_ASSIGNED TASK_. Check every line below for the word "text" and show those that hold it.
[Start of section]
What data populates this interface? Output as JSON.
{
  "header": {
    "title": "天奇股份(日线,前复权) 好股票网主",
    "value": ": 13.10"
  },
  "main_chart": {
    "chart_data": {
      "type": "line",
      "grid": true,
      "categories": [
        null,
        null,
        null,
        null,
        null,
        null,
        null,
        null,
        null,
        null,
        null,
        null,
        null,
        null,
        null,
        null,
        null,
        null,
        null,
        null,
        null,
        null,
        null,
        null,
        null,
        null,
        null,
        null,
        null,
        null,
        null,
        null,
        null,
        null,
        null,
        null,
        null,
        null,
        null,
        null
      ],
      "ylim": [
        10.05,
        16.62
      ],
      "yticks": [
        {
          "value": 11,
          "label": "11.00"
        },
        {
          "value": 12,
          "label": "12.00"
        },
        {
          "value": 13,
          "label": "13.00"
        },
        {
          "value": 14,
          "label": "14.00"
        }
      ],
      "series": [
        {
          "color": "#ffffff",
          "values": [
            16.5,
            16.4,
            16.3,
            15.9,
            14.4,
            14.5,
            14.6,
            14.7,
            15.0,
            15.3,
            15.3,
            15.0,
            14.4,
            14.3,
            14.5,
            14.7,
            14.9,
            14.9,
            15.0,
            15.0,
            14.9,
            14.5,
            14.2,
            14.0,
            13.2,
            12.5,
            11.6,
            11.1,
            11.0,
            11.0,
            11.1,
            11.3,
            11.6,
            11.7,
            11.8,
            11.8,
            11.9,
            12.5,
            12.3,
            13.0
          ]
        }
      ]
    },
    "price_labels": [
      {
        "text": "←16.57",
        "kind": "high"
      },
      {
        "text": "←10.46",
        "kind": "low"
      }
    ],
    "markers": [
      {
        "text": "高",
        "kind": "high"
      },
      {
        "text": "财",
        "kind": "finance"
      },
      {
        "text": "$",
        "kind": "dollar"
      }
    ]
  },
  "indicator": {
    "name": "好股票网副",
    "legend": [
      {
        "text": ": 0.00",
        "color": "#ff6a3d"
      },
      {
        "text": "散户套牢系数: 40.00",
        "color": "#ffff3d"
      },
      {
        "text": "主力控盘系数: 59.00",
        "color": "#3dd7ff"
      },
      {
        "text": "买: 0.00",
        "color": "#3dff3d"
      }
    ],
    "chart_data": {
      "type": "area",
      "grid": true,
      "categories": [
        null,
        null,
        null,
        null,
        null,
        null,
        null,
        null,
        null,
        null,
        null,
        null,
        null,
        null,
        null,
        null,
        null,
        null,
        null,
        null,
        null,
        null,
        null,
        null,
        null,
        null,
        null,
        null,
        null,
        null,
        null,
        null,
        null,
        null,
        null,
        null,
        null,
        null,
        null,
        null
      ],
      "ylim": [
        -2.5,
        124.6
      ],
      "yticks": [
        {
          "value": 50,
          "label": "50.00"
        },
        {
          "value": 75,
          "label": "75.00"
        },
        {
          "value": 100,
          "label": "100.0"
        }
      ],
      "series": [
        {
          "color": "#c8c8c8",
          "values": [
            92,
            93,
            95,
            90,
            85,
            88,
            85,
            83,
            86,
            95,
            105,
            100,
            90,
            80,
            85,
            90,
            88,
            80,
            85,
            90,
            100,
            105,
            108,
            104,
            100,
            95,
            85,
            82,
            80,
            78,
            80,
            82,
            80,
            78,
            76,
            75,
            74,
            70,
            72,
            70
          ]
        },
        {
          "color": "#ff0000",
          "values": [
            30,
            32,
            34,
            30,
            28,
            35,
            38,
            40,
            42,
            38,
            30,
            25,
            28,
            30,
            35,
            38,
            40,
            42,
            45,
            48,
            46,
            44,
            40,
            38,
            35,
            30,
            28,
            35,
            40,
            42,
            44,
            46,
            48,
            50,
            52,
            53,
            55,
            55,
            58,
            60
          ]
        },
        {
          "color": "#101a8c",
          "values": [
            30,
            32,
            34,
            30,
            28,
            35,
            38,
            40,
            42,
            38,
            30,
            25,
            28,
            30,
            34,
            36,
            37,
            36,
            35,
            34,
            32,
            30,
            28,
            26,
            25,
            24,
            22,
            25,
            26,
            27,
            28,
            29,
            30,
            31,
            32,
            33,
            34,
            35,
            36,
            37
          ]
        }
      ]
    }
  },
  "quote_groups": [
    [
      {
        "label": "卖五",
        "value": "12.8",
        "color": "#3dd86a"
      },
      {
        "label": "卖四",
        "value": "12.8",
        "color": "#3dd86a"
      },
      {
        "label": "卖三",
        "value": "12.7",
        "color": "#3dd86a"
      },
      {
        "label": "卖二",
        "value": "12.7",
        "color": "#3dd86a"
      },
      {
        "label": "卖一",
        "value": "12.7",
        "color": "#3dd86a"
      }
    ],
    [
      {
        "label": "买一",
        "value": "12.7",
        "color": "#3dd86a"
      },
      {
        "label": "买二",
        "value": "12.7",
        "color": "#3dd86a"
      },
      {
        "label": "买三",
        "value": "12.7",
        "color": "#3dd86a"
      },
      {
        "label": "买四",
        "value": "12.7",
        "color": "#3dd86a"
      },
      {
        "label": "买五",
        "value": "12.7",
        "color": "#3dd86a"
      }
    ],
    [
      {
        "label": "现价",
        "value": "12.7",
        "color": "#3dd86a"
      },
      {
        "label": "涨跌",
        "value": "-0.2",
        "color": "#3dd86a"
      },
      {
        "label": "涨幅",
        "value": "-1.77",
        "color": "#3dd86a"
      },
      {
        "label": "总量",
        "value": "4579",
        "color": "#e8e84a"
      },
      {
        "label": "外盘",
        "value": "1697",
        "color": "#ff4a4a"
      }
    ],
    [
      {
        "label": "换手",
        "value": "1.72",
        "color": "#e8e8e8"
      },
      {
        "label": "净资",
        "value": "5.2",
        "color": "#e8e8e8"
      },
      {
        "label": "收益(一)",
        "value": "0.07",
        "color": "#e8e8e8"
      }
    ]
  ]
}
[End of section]
_COMPLETED EXERCISE_.
        "text": "←16.57",
        "text": "←10.46",
        "text": "高",
        "text": "财",
        "text": "$",
        "text": ": 0.00",
        "text": "散户套牢系数: 40.00",
        "text": "主力控盘系数: 59.00",
        "text": "买: 0.00",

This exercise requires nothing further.